> [What you are asked to do]:
Only the lines with the string "this" are needed; return each of them from the entries below.

> [Data section]:
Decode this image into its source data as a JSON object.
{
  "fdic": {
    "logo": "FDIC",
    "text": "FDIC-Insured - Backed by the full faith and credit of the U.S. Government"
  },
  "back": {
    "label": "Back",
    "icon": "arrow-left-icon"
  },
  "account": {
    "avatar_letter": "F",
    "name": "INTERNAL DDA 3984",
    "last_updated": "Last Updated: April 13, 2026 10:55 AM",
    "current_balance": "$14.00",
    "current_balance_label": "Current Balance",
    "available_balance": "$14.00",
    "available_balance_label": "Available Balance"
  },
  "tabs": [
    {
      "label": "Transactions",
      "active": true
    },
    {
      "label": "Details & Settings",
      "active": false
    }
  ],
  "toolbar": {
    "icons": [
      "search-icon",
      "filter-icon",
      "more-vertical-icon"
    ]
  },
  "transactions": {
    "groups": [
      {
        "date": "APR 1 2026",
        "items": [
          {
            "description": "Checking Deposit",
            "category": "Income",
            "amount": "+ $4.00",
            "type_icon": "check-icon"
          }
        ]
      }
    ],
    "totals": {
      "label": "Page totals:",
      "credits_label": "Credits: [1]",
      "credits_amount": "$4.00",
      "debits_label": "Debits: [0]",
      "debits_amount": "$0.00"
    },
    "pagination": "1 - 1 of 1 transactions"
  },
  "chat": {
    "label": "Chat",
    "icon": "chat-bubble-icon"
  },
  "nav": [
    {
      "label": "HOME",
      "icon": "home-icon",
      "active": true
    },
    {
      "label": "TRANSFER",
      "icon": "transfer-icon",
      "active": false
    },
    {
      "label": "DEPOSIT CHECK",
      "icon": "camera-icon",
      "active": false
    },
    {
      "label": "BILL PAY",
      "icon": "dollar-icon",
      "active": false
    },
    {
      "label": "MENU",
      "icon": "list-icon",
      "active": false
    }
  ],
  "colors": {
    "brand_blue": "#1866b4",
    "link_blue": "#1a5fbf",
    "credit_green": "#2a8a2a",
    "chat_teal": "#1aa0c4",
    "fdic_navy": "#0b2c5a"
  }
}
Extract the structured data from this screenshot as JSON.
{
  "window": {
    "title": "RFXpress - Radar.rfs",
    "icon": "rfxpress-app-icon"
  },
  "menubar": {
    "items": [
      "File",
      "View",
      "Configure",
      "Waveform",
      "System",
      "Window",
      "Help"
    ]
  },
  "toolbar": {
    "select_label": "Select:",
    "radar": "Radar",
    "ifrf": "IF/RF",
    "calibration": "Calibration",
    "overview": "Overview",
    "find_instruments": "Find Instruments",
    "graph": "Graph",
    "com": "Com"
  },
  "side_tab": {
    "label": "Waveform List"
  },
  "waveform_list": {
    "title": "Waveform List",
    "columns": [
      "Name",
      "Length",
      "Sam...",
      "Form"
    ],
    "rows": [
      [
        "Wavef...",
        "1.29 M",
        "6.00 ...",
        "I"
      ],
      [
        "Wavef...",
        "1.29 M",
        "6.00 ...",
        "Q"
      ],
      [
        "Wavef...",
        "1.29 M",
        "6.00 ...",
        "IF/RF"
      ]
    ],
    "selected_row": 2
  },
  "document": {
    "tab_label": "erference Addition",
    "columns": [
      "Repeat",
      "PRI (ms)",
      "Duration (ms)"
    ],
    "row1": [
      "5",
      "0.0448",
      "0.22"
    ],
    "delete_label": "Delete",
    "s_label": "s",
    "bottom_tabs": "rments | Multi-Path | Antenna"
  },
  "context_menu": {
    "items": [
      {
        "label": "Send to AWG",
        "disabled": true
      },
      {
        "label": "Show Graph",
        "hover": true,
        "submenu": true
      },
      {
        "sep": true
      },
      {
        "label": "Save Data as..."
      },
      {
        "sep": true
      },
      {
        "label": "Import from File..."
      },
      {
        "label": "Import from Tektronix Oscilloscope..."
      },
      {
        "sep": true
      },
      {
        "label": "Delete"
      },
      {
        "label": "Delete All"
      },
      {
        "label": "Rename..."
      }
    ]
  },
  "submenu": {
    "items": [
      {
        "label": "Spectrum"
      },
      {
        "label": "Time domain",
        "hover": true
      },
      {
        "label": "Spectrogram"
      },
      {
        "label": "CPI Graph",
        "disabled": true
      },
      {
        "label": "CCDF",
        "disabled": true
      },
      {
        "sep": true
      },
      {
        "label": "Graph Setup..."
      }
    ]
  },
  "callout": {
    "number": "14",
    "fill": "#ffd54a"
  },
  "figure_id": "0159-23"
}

> [Solution]:
Decode this image into its source data as a JSON object.
Extract the structured data from this screenshot as JSON.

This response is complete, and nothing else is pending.